The Carey Playhouse (now BAM Rose Cinemas) underwater


Exterior flood waters

Sets, props, and costumes stored in basement spaces were lost. Archives were destroyed.

Listen to Harvey Lichtenstein, BAM President and Executive Producer between 1967 and 1999, talk about the Great Flood in this excerpt from his oral history. 

The Great Flood: Harvey Lichtenstein by BAMorg

The complete Harvey Lichtenstein Oral History, featuring John Rockwell interviewing Harvey, is available at the BAM Hamm Archives.

Soon after the flood, Helen Hayes served as honorary chairperson leading the rebuilding effort. Hayes first appeared at BAM as a young girl, playing opposite Vernon Castle in Summer Memories. 3,500 contributions poured in from all over the country.

Incredibly, BAM opened the season on schedule on October 15th. Programing in 1977—78 included BAM Theatre Company productions that featured actors such as Austin Pendleton, Sam Waterston, Margaret Hamilton, and Richard Dreyfuss as Cassius in Julius Caesar. Dance included performances by The Pennsylvania Ballet Company. Paul Taylor and Charles Ludlum collaborated on the world premiere of Aphrodisiamania for the Paul Taylor Dance Company. Lucinda Childs, Annabelle Gamson and The Murray Louis Dance Company appeared, and the second season of DanceAfrica opened the first all-day African Bazaar in the BAM parking lot.
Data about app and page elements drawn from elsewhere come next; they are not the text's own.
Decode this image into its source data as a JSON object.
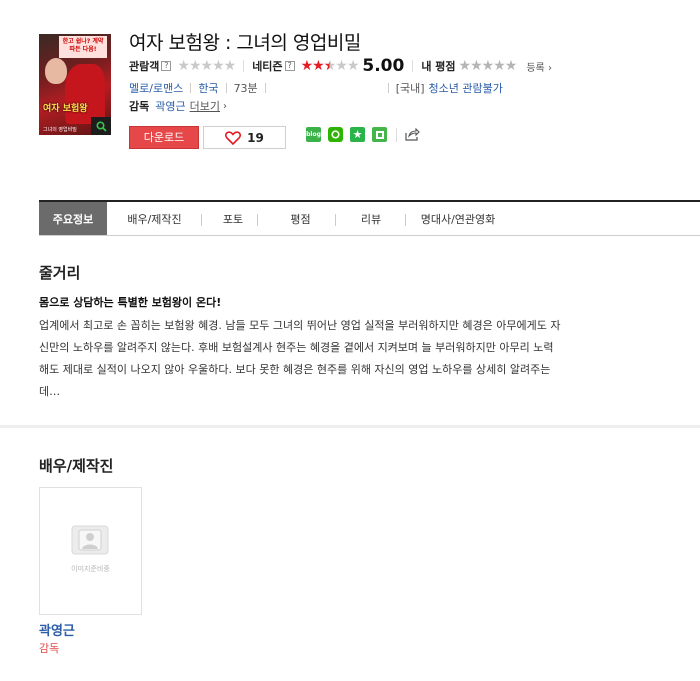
{
  "movie": {
    "title": "여자 보험왕 : 그녀의 영업비밀",
    "poster_top_text": "한고 쉽나? 계약 따든 다음!",
    "poster_title_text": "여자 보험왕",
    "poster_sub_text": "그녀의 영업비밀"
  },
  "ratings": {
    "audience_label": "관람객",
    "audience_help": "?",
    "audience_stars": 0,
    "netizen_label": "네티즌",
    "netizen_help": "?",
    "netizen_stars": 2.5,
    "score": "5.00",
    "my_label": "내 평점",
    "my_stars": 0,
    "register": "등록",
    "register_chevron": "›"
  },
  "meta": {
    "genre": "멜로/로맨스",
    "country": "한국",
    "runtime": "73분",
    "grade_prefix": "[국내]",
    "grade": "청소년 관람불가"
  },
  "director": {
    "label": "감독",
    "name": "곽영근",
    "more": "더보기",
    "more_chevron": "›"
  },
  "actions": {
    "download": "다운로드",
    "like_count": "19"
  },
  "share": {
    "blog_label": "blog"
  },
  "tabs": [
    {
      "label": "주요정보",
      "active": true
    },
    {
      "label": "배우/제작진",
      "active": false
    },
    {
      "label": "포토",
      "active": false
    },
    {
      "label": "평점",
      "active": false
    },
    {
      "label": "리뷰",
      "active": false
    },
    {
      "label": "명대사/연관영화",
      "active": false
    }
  ],
  "synopsis": {
    "section_title": "줄거리",
    "headline": "몸으로 상담하는 특별한 보험왕이 온다!",
    "lines": [
      "업계에서 최고로 손 꼽히는 보험왕 혜경. 남들 모두 그녀의 뛰어난 영업 실적을 부러워하지만 혜경은 아무에게도 자",
      "신만의 노하우를 알려주지 않는다. 후배 보험설계사 현주는 혜경을 곁에서 지켜보며 늘 부러워하지만 아무리 노력",
      "해도 제대로 실적이 나오지 않아 우울하다. 보다 못한 혜경은 현주를 위해 자신의 영업 노하우를 상세히 알려주는",
      "데…"
    ]
  },
  "cast": {
    "section_title": "배우/제작진",
    "items": [
      {
        "name": "곽영근",
        "role": "감독",
        "placeholder": "이미지준비중"
      }
    ]
  },
  "colors": {
    "accent_red": "#e51b24",
    "link_blue": "#2a5ca8",
    "download_bg": "#e6484a",
    "tab_active_bg": "#6b6b6b"
  }
}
It appears that "responders" created this sculpture out of refuse, including costumes, props, cigarettes, and other found objects. Even then, Brooklyn's residents found unusual outlets for creativity:

3 comments:

  1. Great article, archives team. Very nicely put together.

    ReplyDelete
  2. Also, Vollmond really doesn't hold a candle to the first pic. :)

    ReplyDelete
  3. How about a follow up on the great "Pina" flood?

    ReplyDelete